Another form of custom in which young girls are given away in marriage is the Pashtun tradition of swara. This is a custom in which sisters and daughters are given away in marriage in order to settle tribal disputes and “blood” feuds, or simply to end an old rivalry [5]. Young girls are given into swara marriages as a “compensation” for murder, adultery, abduction, and kidnapping committed by the men of the family. Girls are compelled to sacrifice themselves for their father, brother, or uncle for a crime that they didn’t commit. These young girls are usually married off without their consent, where decisions of the marriage are made and arranged by the men in the community [5][...]

Moreover, similar to the history of walwar, the centuries old Pashtun code of conduct, known as Pashtunwali, found swara to be a rather peaceful means to stop bloodshed among rival clans. It was never meant to be considered a negative custom. Traditionally, it was thought that the children born from the rivals shall belong to both opposing families, and by marrying those children off, it was further believed that the feuding will definitely stop in the next generation [6]. Yet, today, practicing swara is described as tyrannical, illegal, and a violation of human rights. The reason is because when a young girl is given away in a swara marriage, there is little chance of a happy life for her due to obvious reasons; as most girls married under swara spend their lives in torment, because their in-laws consider them symbols of a rival family. The young girl is thus loathed by everyone in the family, as she constantly reminds them of their deceased kin. She is destined to go through immense torture because she is not respected and is, hence, gravely mistreated. As a result, she is often beaten, maimed, and in worst cases, sexually exploited or sold into the sex trade [5].

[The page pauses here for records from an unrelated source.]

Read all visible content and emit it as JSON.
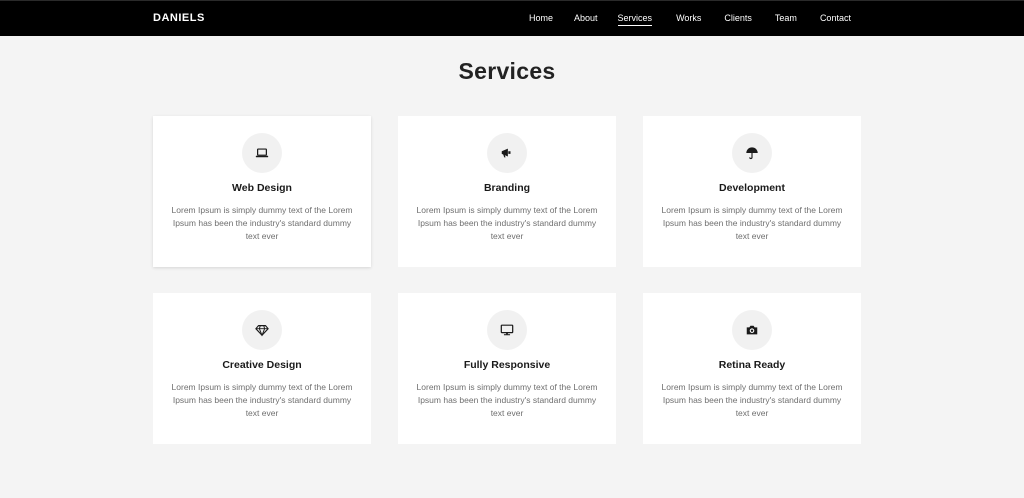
{
  "brand": "DANIELS",
  "nav": {
    "items": [
      "Home",
      "About",
      "Services",
      "Works",
      "Clients",
      "Team",
      "Contact"
    ],
    "active": "Services"
  },
  "section": {
    "title": "Services"
  },
  "services": [
    {
      "title": "Web Design",
      "icon": "laptop-icon",
      "text": "Lorem Ipsum is simply dummy text of the Lorem Ipsum has been the industry's standard dummy text ever"
    },
    {
      "title": "Branding",
      "icon": "megaphone-icon",
      "text": "Lorem Ipsum is simply dummy text of the Lorem Ipsum has been the industry's standard dummy text ever"
    },
    {
      "title": "Development",
      "icon": "umbrella-icon",
      "text": "Lorem Ipsum is simply dummy text of the Lorem Ipsum has been the industry's standard dummy text ever"
    },
    {
      "title": "Creative Design",
      "icon": "diamond-icon",
      "text": "Lorem Ipsum is simply dummy text of the Lorem Ipsum has been the industry's standard dummy text ever"
    },
    {
      "title": "Fully Responsive",
      "icon": "desktop-icon",
      "text": "Lorem Ipsum is simply dummy text of the Lorem Ipsum has been the industry's standard dummy text ever"
    },
    {
      "title": "Retina Ready",
      "icon": "camera-icon",
      "text": "Lorem Ipsum is simply dummy text of the Lorem Ipsum has been the industry's standard dummy text ever"
    }
  ]
}
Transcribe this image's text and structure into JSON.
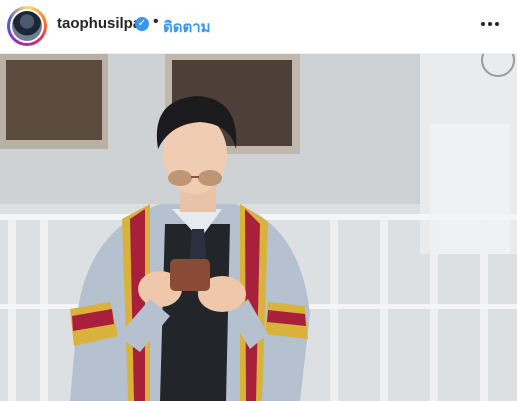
{
  "post": {
    "username": "taophusilpa",
    "verified_mark": "✓",
    "separator": "•",
    "follow_label": "ติดตาม",
    "more_icon": "more-horizontal-icon",
    "verified_color": "#3897f0",
    "follow_color": "#3897f0"
  },
  "photo": {
    "description_icon": "post-photo"
  }
}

Nevertheless, it is worth mentioning that a ruling of the Peshawar High Court with regards to practicing swara suggested that a penalty be imposed on anyone upholding this custom and directed the lower courts not to accept any such agreement. Yet, this judgment has been ignored, as the practice is still continuing, especially in murder cases across Pakistan. This is mainly due to the reason that there is no punishment for those who are found to be involved in this inhumane act [6]. In such an oppressive and patriarchal society, these young women and girls do not have the courage, or even the opportunity, to speak a word against the norms of such a conservative society. This, hence, creates greater gender inequalities between women and men, and further pushes young women/girls into the path of obscurity […]

Consequently, the issue of human trafficking, in the Khyber-Pashtunkhwa context, has to be understood in a wider context of social norms, legal status of women, poverty, calamities, war, and power relations. All these factors have an impact on the tolerance for trafficking in the Pashtun society and the reluctance of courts to take legal action [5][…]

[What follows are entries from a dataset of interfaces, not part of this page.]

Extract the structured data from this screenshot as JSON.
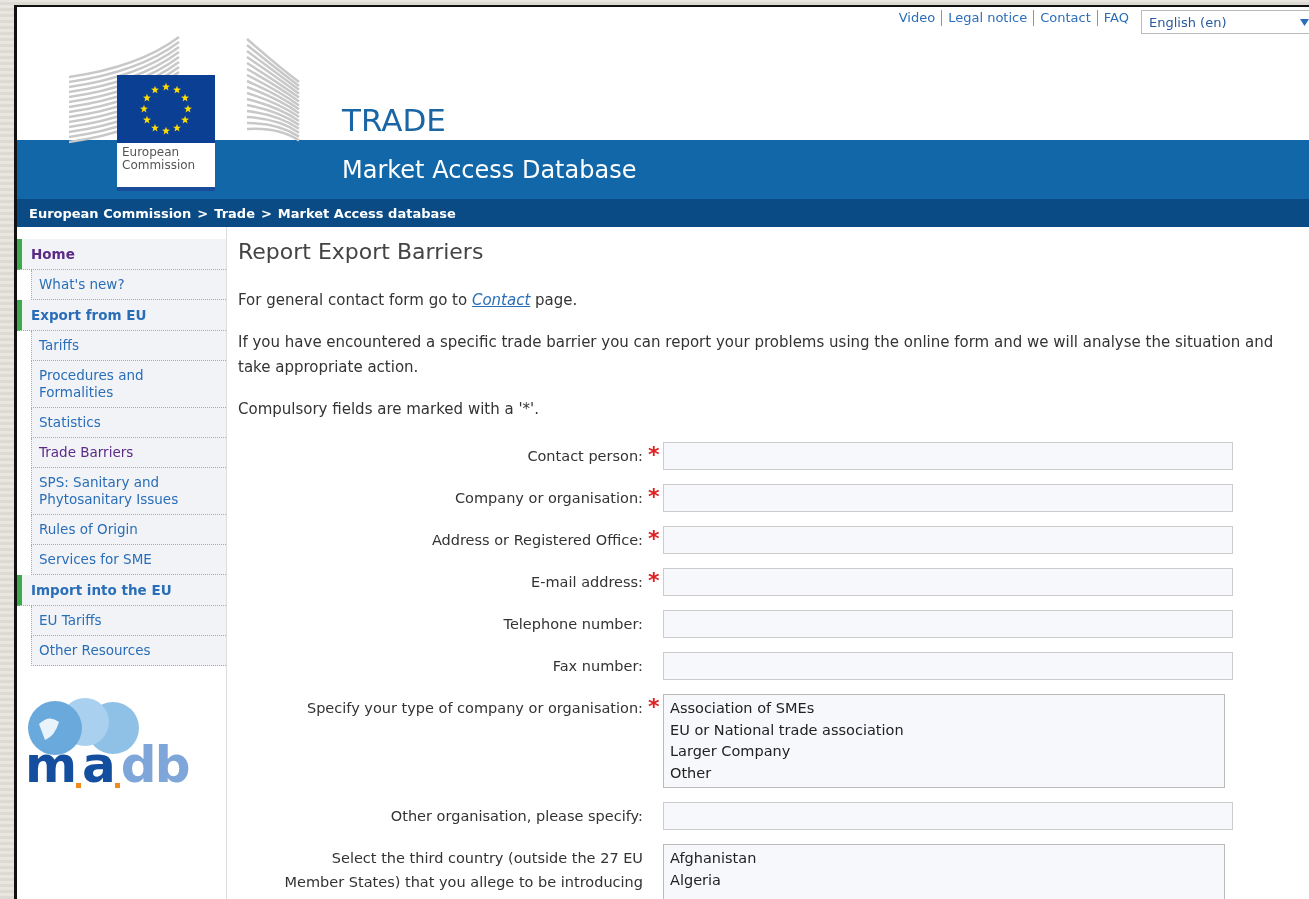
{
  "top_links": [
    "Video",
    "Legal notice",
    "Contact",
    "FAQ"
  ],
  "language": {
    "value": "English (en)"
  },
  "logo": {
    "line_1": "European",
    "line_2": "Commission"
  },
  "site": {
    "title": "TRADE",
    "subtitle": "Market Access Database"
  },
  "breadcrumb": [
    "European Commission",
    "Trade",
    "Market Access database"
  ],
  "breadcrumb_separator": ">",
  "sidebar": {
    "items": [
      {
        "kind": "section",
        "label": "Home",
        "visited": true
      },
      {
        "kind": "link",
        "label": "What's new?",
        "visited": false
      },
      {
        "kind": "section",
        "label": "Export from EU",
        "visited": false
      },
      {
        "kind": "link",
        "label": "Tariffs",
        "visited": false
      },
      {
        "kind": "link",
        "label": "Procedures and Formalities",
        "visited": false
      },
      {
        "kind": "link",
        "label": "Statistics",
        "visited": false
      },
      {
        "kind": "link",
        "label": "Trade Barriers",
        "visited": true
      },
      {
        "kind": "link",
        "label": "SPS: Sanitary and Phytosanitary Issues",
        "visited": false
      },
      {
        "kind": "link",
        "label": "Rules of Origin",
        "visited": false
      },
      {
        "kind": "link",
        "label": "Services for SME",
        "visited": false
      },
      {
        "kind": "section",
        "label": "Import into the EU",
        "visited": false
      },
      {
        "kind": "link",
        "label": "EU Tariffs",
        "visited": false
      },
      {
        "kind": "link",
        "label": "Other Resources",
        "visited": false
      }
    ],
    "brand_parts": [
      "m",
      "a",
      "db"
    ]
  },
  "page": {
    "title": "Report Export Barriers",
    "contact_before": "For general contact form go to",
    "contact_link": "Contact",
    "contact_after": "page.",
    "intro": "If you have encountered a specific trade barrier you can report your problems using the online form and we will analyse the situation and take appropriate action.",
    "compulsory_note": "Compulsory fields are marked with a '*'.",
    "required_mark": "*"
  },
  "form": [
    {
      "kind": "text",
      "label": "Contact person:",
      "required": true
    },
    {
      "kind": "text",
      "label": "Company or organisation:",
      "required": true
    },
    {
      "kind": "text",
      "label": "Address or Registered Office:",
      "required": true
    },
    {
      "kind": "text",
      "label": "E-mail address:",
      "required": true
    },
    {
      "kind": "text",
      "label": "Telephone number:",
      "required": false
    },
    {
      "kind": "text",
      "label": "Fax number:",
      "required": false
    },
    {
      "kind": "listbox",
      "label": "Specify your type of company or organisation:",
      "required": true,
      "options": [
        "Association of SMEs",
        "EU or National trade association",
        "Larger Company",
        "Other"
      ]
    },
    {
      "kind": "text",
      "label": "Other organisation, please specify:",
      "required": false
    },
    {
      "kind": "listbox",
      "label": "Select the third country (outside the 27 EU\nMember States) that you allege to be introducing",
      "required": false,
      "options": [
        "Afghanistan",
        "Algeria"
      ]
    }
  ]
}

© SesapZai December 2012

 The author is a PhD student in international rural development, focusing on Gender and Development of Pashtun women. She blogs at Follow her on Twitter @sesapzai.

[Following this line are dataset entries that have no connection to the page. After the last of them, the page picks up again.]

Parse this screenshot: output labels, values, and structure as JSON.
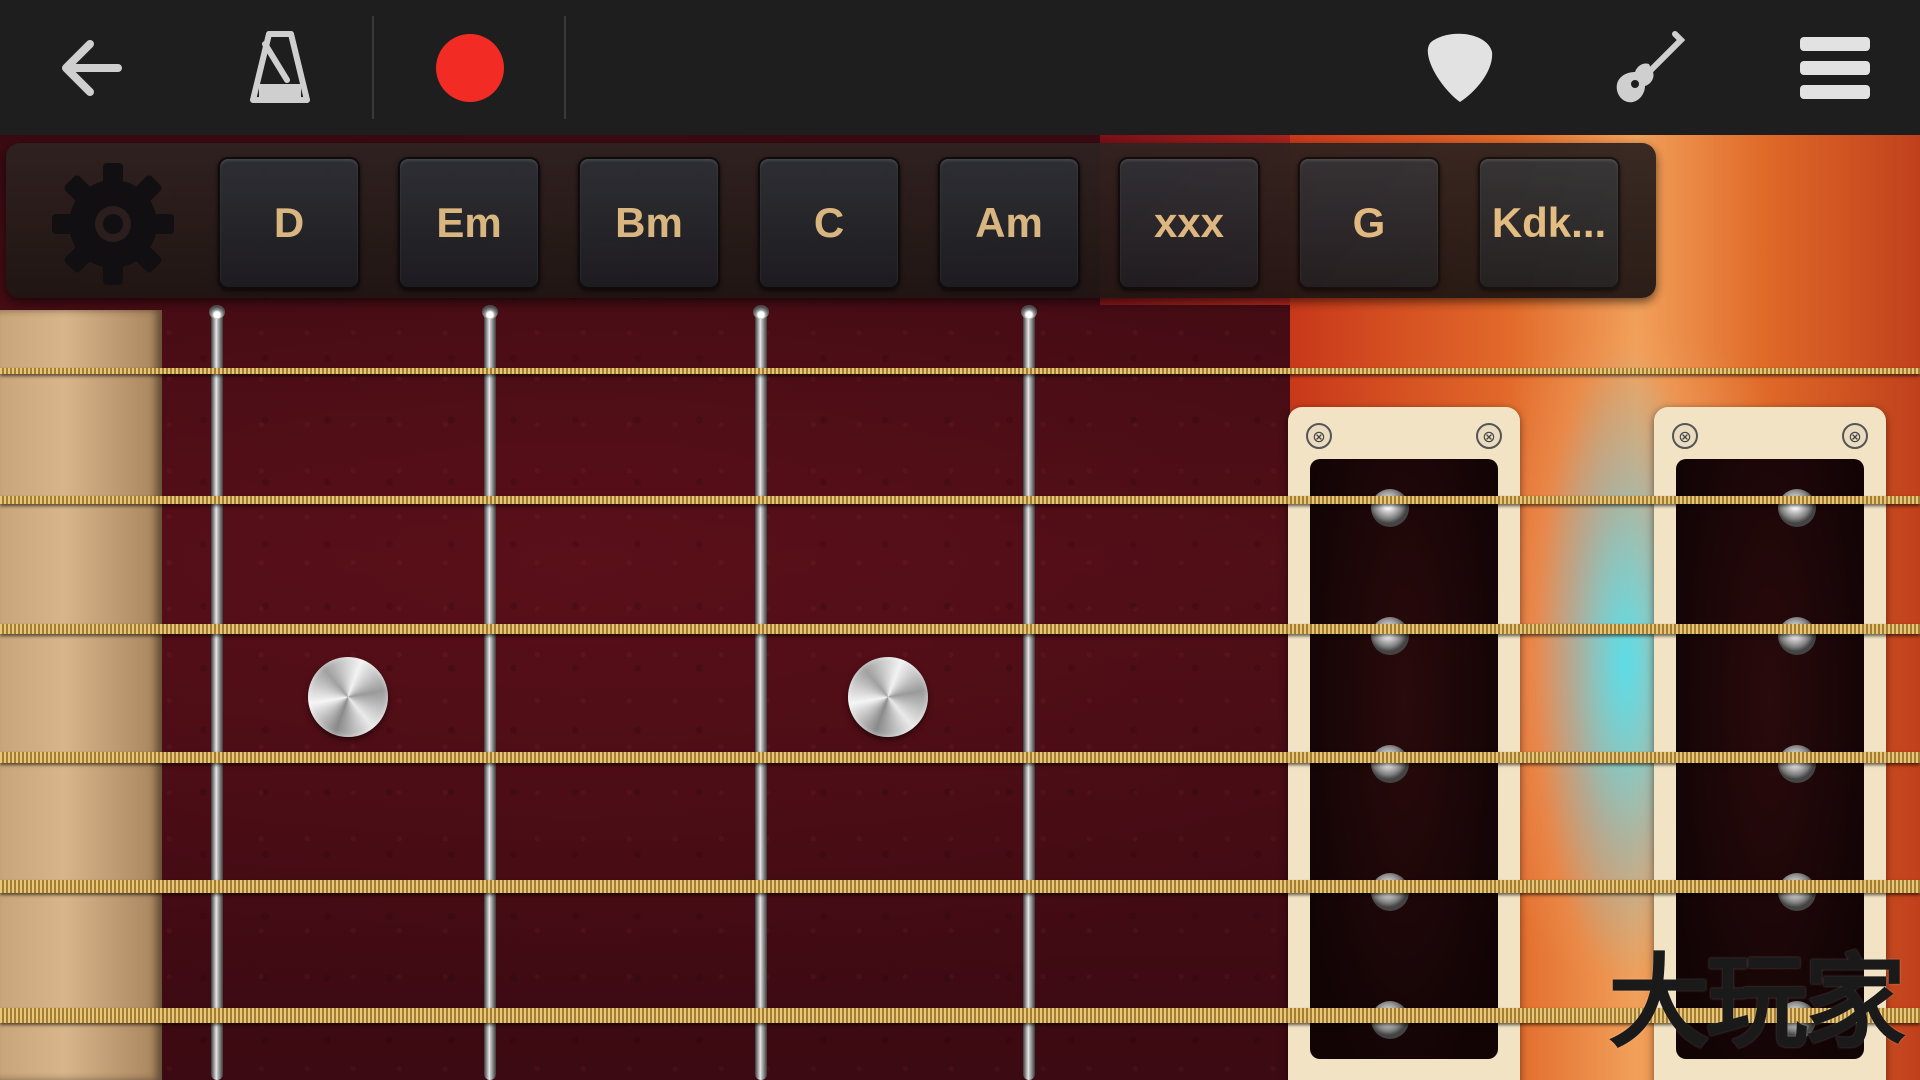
{
  "toolbar": {
    "back_icon": "back-arrow-icon",
    "metronome_icon": "metronome-icon",
    "record_icon": "record-icon",
    "record_color": "#f22b25",
    "pick_icon": "guitar-pick-icon",
    "guitar_icon": "guitar-icon",
    "menu_icon": "hamburger-menu-icon"
  },
  "chordbar": {
    "settings_icon": "gear-icon",
    "chords": [
      "D",
      "Em",
      "Bm",
      "C",
      "Am",
      "xxx",
      "G",
      "Kdk..."
    ],
    "label_color": "#e3c187"
  },
  "fretboard": {
    "frets": 4,
    "strings": 6,
    "inlays": 2,
    "pickups": 2,
    "pickup_close_icon": "close-icon",
    "close_glyph": "⊗"
  },
  "watermark": "大玩家"
}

Also read: On The Issue Of Walwar (Bride Price) And Marriage Among Pashtuns